The tools for disarming the ego and keeping the benefit of others in mind are often startlingly simple. I remember hearing John Hunter, of the World Peace Game phrase the question very deliberately, “Is there anything that anyone would like to share for the good of the group?” Though it may take some consciousness and discipline to answer that question with complete accuracy, this simple question is aimed at filtering out any habit of mind that might be founded in a self-serving attitude.

I find that the discipline of articulating a goal with a teacher is a similarly simple way to filter out the ego. When a teacher and I co-author a statement that begins, “Teacher will (verb phrase),” we’ve taken a simple but thorough step towards writing my self-centered influence out of the project. Every time I return to visit this statement with a teacher, I am reminded to check in: “Is this project developing in a way that is accurate to your vision? Are we honoring that which you hope to accomplish?” The more I adhere to this practice, the more my self-centered habits of mind (and the resultant manifestations of those habits) become “invisible.”

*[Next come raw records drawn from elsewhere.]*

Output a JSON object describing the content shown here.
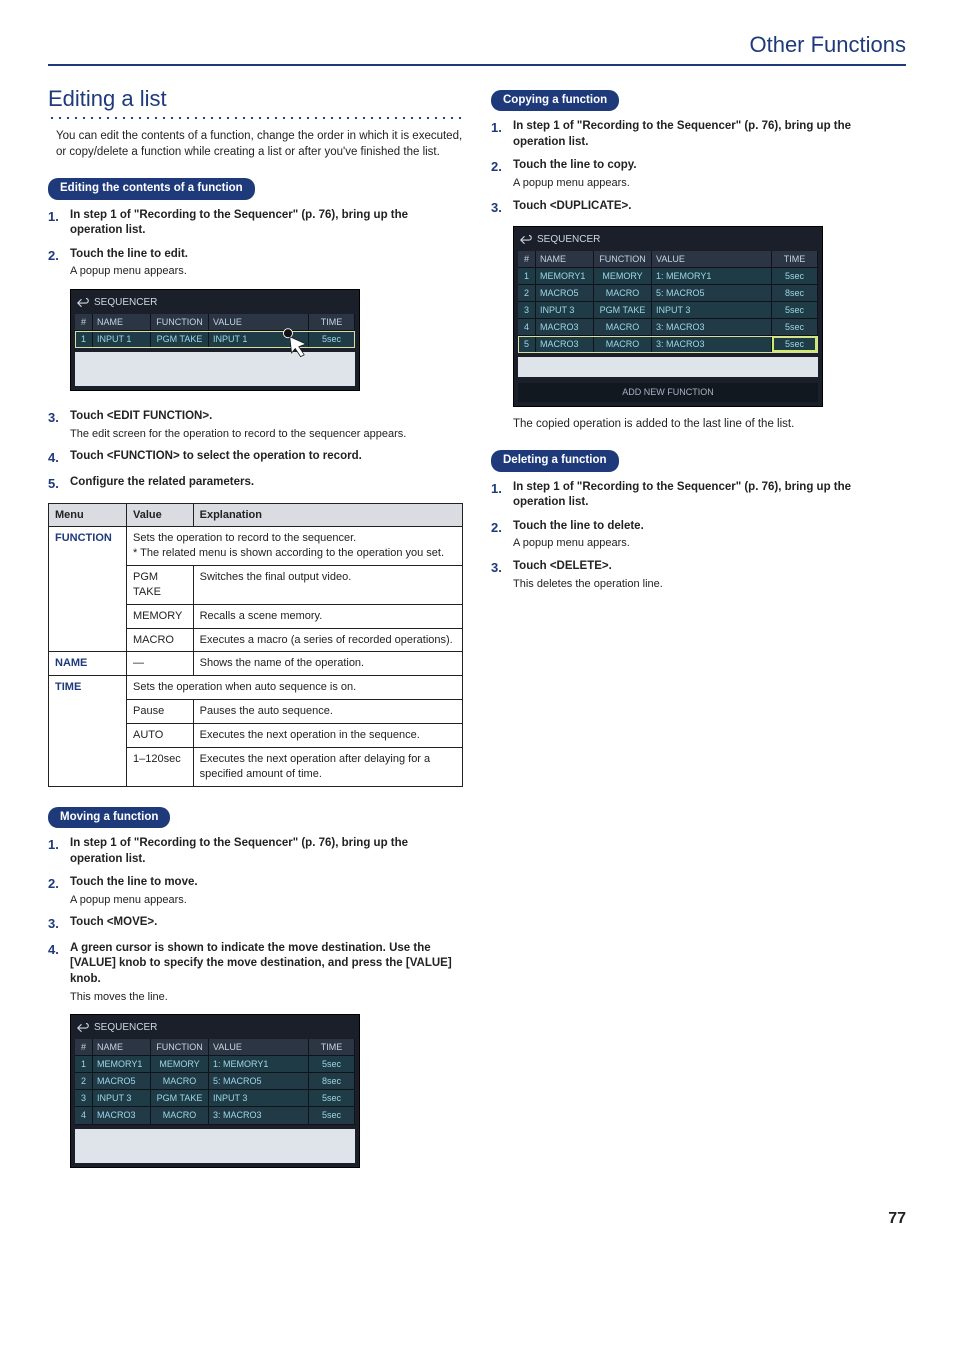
{
  "header": {
    "category": "Other Functions"
  },
  "page_number": "77",
  "section_title": "Editing a list",
  "intro": "You can edit the contents of a function, change the order in which it is executed, or copy/delete a function while creating a list or after you've finished the list.",
  "edit_contents": {
    "heading": "Editing the contents of a function",
    "steps": [
      {
        "n": "1.",
        "main": "In step 1 of \"Recording to the Sequencer\" (p. 76), bring up the operation list."
      },
      {
        "n": "2.",
        "main": "Touch the line to edit.",
        "sub": "A popup menu appears."
      },
      {
        "n": "3.",
        "main": "Touch <EDIT FUNCTION>.",
        "sub": "The edit screen for the operation to record to the sequencer appears."
      },
      {
        "n": "4.",
        "main": "Touch <FUNCTION> to select the operation to record."
      },
      {
        "n": "5.",
        "main": "Configure the related parameters."
      }
    ],
    "seq_shot": {
      "title": "SEQUENCER",
      "headers": {
        "idx": "#",
        "name": "NAME",
        "func": "FUNCTION",
        "value": "VALUE",
        "time": "TIME"
      },
      "rows": [
        {
          "idx": "1",
          "name": "INPUT 1",
          "func": "PGM TAKE",
          "value": "INPUT 1",
          "time": "5sec"
        }
      ]
    }
  },
  "param_table": {
    "headers": {
      "menu": "Menu",
      "value": "Value",
      "explanation": "Explanation"
    },
    "function_note": "Sets the operation to record to the sequencer.\n*  The related menu is shown according to the operation you set.",
    "rows_function": [
      {
        "menu": "FUNCTION",
        "value": "PGM TAKE",
        "exp": "Switches the final output video."
      },
      {
        "value": "MEMORY",
        "exp": "Recalls a scene memory."
      },
      {
        "value": "MACRO",
        "exp": "Executes a macro (a series of recorded operations)."
      }
    ],
    "row_name": {
      "menu": "NAME",
      "value": "—",
      "exp": "Shows the name of the operation."
    },
    "time_note": "Sets the operation when auto sequence is on.",
    "rows_time": [
      {
        "menu": "TIME",
        "value": "Pause",
        "exp": "Pauses the auto sequence."
      },
      {
        "value": "AUTO",
        "exp": "Executes the next operation in the sequence."
      },
      {
        "value": "1–120sec",
        "exp": "Executes the next operation after delaying for a specified amount of time."
      }
    ]
  },
  "moving": {
    "heading": "Moving a function",
    "steps": [
      {
        "n": "1.",
        "main": "In step 1 of \"Recording to the Sequencer\" (p. 76), bring up the operation list."
      },
      {
        "n": "2.",
        "main": "Touch the line to move.",
        "sub": "A popup menu appears."
      },
      {
        "n": "3.",
        "main": "Touch <MOVE>."
      },
      {
        "n": "4.",
        "main": "A green cursor is shown to indicate the move destination. Use the [VALUE] knob to specify the move destination, and press the [VALUE] knob.",
        "sub": "This moves the line."
      }
    ],
    "seq_shot": {
      "title": "SEQUENCER",
      "headers": {
        "idx": "#",
        "name": "NAME",
        "func": "FUNCTION",
        "value": "VALUE",
        "time": "TIME"
      },
      "rows": [
        {
          "idx": "1",
          "name": "MEMORY1",
          "func": "MEMORY",
          "value": "1: MEMORY1",
          "time": "5sec"
        },
        {
          "idx": "2",
          "name": "MACRO5",
          "func": "MACRO",
          "value": "5: MACRO5",
          "time": "8sec"
        },
        {
          "idx": "3",
          "name": "INPUT 3",
          "func": "PGM TAKE",
          "value": "INPUT 3",
          "time": "5sec"
        },
        {
          "idx": "4",
          "name": "MACRO3",
          "func": "MACRO",
          "value": "3: MACRO3",
          "time": "5sec"
        }
      ]
    }
  },
  "copying": {
    "heading": "Copying a function",
    "steps": [
      {
        "n": "1.",
        "main": "In step 1 of \"Recording to the Sequencer\" (p. 76), bring up the operation list."
      },
      {
        "n": "2.",
        "main": "Touch the line to copy.",
        "sub": "A popup menu appears."
      },
      {
        "n": "3.",
        "main": "Touch <DUPLICATE>."
      }
    ],
    "seq_shot": {
      "title": "SEQUENCER",
      "headers": {
        "idx": "#",
        "name": "NAME",
        "func": "FUNCTION",
        "value": "VALUE",
        "time": "TIME"
      },
      "rows": [
        {
          "idx": "1",
          "name": "MEMORY1",
          "func": "MEMORY",
          "value": "1: MEMORY1",
          "time": "5sec"
        },
        {
          "idx": "2",
          "name": "MACRO5",
          "func": "MACRO",
          "value": "5: MACRO5",
          "time": "8sec"
        },
        {
          "idx": "3",
          "name": "INPUT 3",
          "func": "PGM TAKE",
          "value": "INPUT 3",
          "time": "5sec"
        },
        {
          "idx": "4",
          "name": "MACRO3",
          "func": "MACRO",
          "value": "3: MACRO3",
          "time": "5sec"
        },
        {
          "idx": "5",
          "name": "MACRO3",
          "func": "MACRO",
          "value": "3: MACRO3",
          "time": "5sec"
        }
      ],
      "footer": "ADD NEW FUNCTION"
    },
    "after": "The copied operation is added to the last line of the list."
  },
  "deleting": {
    "heading": "Deleting a function",
    "steps": [
      {
        "n": "1.",
        "main": "In step 1 of \"Recording to the Sequencer\" (p. 76), bring up the operation list."
      },
      {
        "n": "2.",
        "main": "Touch the line to delete.",
        "sub": "A popup menu appears."
      },
      {
        "n": "3.",
        "main": "Touch <DELETE>.",
        "sub": "This deletes the operation line."
      }
    ]
  }
}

There is something clean and simple and beautiful about working in this way with a teacher. Those same self-centered habits of mind that manifest in one moment seem, in the very next moment, to produce feelings of confusion, uncertainty, and even unnecessary complexity. When these thoughts are absent from an interaction, I experience a pleasant feeling of openness.

Because I desire to work with teachers in such a way that, not only do we actualize the teacher’s goal, but also such that the teacher finds a similar feeling of peace in accomplishing this work, I strive to take the goal articulation a step further: “Teacher will (verb phrase)… so that students (verb phrase).” If a teacher can exercise discipline in returning to the question, “What is the benefit to students?” he/she might find a similar peace, built on this foundation of self-less work for the benefit of others.

Of course, it is not this simple! It’s rare to encounter the type of person, let alone coach, who can snap his or her fingers and send out waves of selflessness. The sharp edges of ego will snag these waves and create little eddies. If I am honest with myself, I think I can see that the first eddies begin closest to home. But when I see the eddies, I can put my attention there, and iron them out a bit. That’s why I love the discipline of the selfless goal: because it forces my attention to those snags in my own character that require ironing out so that the waves can go a little further. If we can purify our own minds enough, those waves might reach through teachers and on to students, and then who knows how far they might go!